A three-part look at adaptive surfing in Costa Rica. Read Part I here to learn how a Central Pacific coach is empowering disabled athletes around the country to take to the waves. In Parts II and III, we look at success stories in the northwestern province of Guanacaste.
Dean Bushby, 51, from Leeds, United Kingdom, is a computer network engineer who was injured in Thailand when he fell off a motorcycle and lost his left leg from the knee down. The healing process took five years.
Bushby, who played rugby in his youth, was unable to do much physical exercise. He had to learn to walk all over again with a prosthetic device, but maintained a very positive attitude: “I could either go down or go up.”
He chose up.
Though friends, a local travel agency, Costa Rica Vacations, learned about his struggle, made worse by a limited budget of government aid. The company organized a complimentary trip a year ago to Costa Rica’s Envision Festival, where subsequently Dean took a fall and broke his wrist.
Determined to finish his trip, he traveled to Tamarindo, in the northwestern province of Guanacaste, and settled in a complimentary room from the Best Western Tamarindo Vista Villas.
At the hotel, he met Eric Atkinson of Salty Sols Surf School, who shared Bushby’s positive attitude. The instructor suggested Bushby try surfing.
“Before last year I had not been in the ocean for 15 years. I thought, why not give it a go?’” Bushby remembered.
After the accident, Bushby had not tried any other sports. However, he immediately found the ocean to be exhilarating. On his first rides, he lay down on the surfboard and rode the whitewater in that way.
“He had a lot of fun being in the water,” recalled Atkinson. “And we did try and figure out how he could pop up, but the best he could do was get to his hands and put the back foot down.”
Atkinson and Bushby started brainstorming about how Bushby could actually stand up on a board. The first thing they decided was that when Bushby returned to England, he needed to get a prosthetic that could be used in the water. Indeed, he went back and got fitted for one — a strap-on that is secured with his wetsuit.
Once again, Costa Rica Vacations and Best Western Tamarindo Vista Villas gave him a complimentary trip so he could return to Costa Rica and test out his new equipment.

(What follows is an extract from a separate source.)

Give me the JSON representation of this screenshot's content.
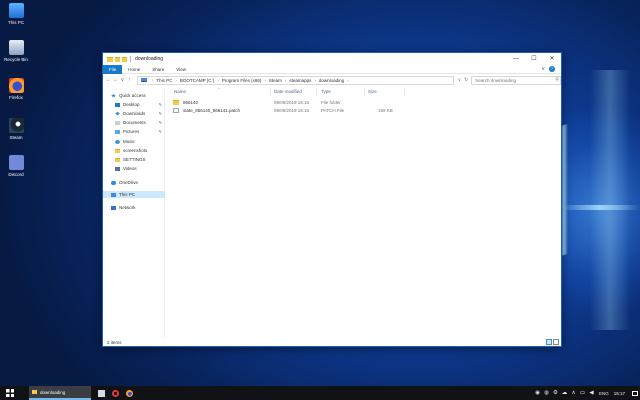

The duo talked about the possibility of knee boarding. While Bushby was in England, Atkinson sent him videos of that sport, and Bushby got a board made for that purpose. When they tried it in Tamarindo, however, it was a little unstable; they decided to look for more flotation so Bushby could get up on his feet in the waves.
The equipment became a big fat 10’ longboard surfboard.
“It was brand new to both of us,” said Atkinson, explaining the process. “On the first day, Dean put his right food back, but it was tough with the prosthetic in front because that’s the front leg is the one that does a lot of movement for surfers. So, we switched it up, back leg prosthetic.”
That actually worked a whole lot better. That’s when he stood up and rode it.
“It was crazy. I would never have dreamed of this,” exclaimed Dean. “I’m going to keep doing this working towards surfing without Eric in the water with me. I don’t want to put anyone in danger. I need to work out my legs and make them stronger and I’ll be in Pure Gym in Leeds.”
While in Tamarindo, at Eric’s suggestion, Bushby added yoga to his program, another first since losing his leg. That’s another thing he’ll keep up at home.
Dean hopes to one day surf the North Yorkshire coast back home, but in the meantime he and Atkinson are thinking of getting a van and traveling around, Costa Rica surfing and camping.
“This trip was pretty life changing,” Bushby concluded.